This 20-seater is the newest addition to the mini empire that Fred Morin, David McMillan andAllison Cunningham have built in the Little Burgundy neighborhood (they started with the much-lovedbistro–oyster bar Joe Beef). The feel is luncheonette by day, wine bar by night, with a menuof house-made charcuterie, affordable oysters and deluxe sandwiches. The best dish at the inspiredSaturdays-only brunch is sautéed shrimp with biscuits, poached eggs and a gravy loaded withthick chunks of bacon. The original Joe Beef—with its delirious eclecticism—seems tojust get better with age.
We loved: At McKiernan, chicken tikka sandwich served with two chutneys; theMcKiernan salad with arugula, pickled yellow beets, blanched green beans and asparagus, tomatoesand Parmesan. At Joe Beef, signature lobster spaghetti made with a 2-pound lobster; massive roastedos à la moelle (bone marrow).
Montreal's great contribution to the world of delicatessen meats is smoked brisket, aRomanian-Jewish concoction with Montreal roots that go back roughly a century, and Schwartz'sis a no-nonsense shrine to the real thing.
We loved: The "Insiders' Combo," a sandwich with full-fat ormedium-fat smoked meat, half-sour pickle and hot pickled cherry peppers, served with french friesand a cherry cola.

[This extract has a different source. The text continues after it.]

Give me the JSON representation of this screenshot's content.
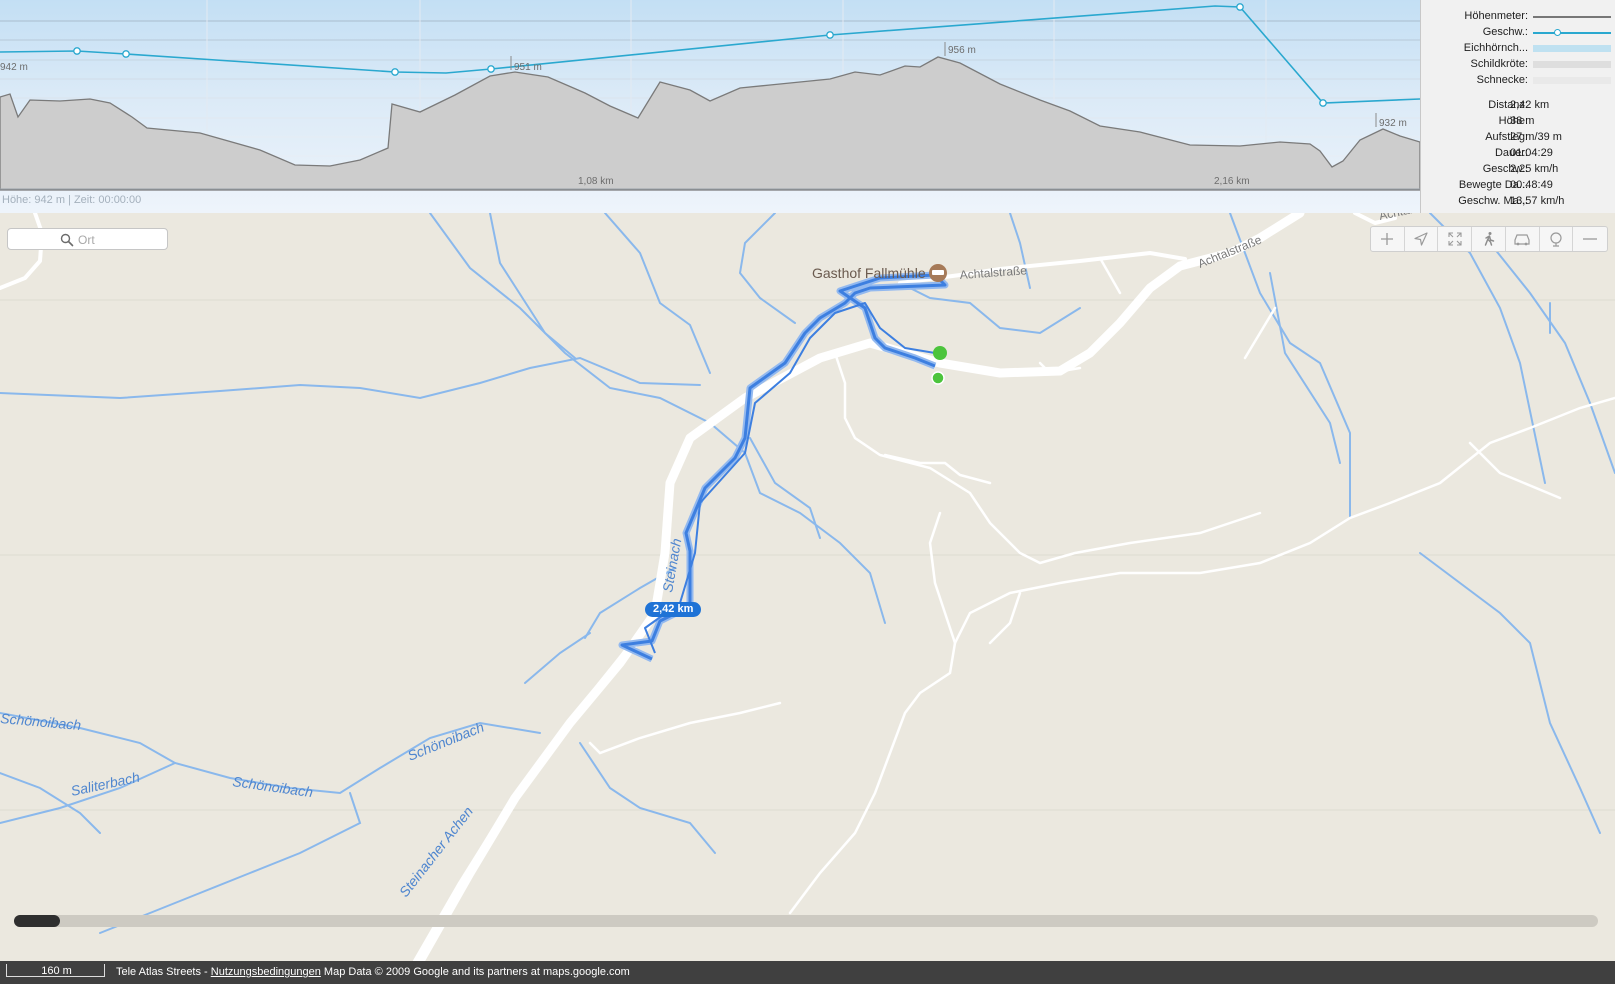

Insider tip: Lunchtime is usually packed, so come after 2 p.m.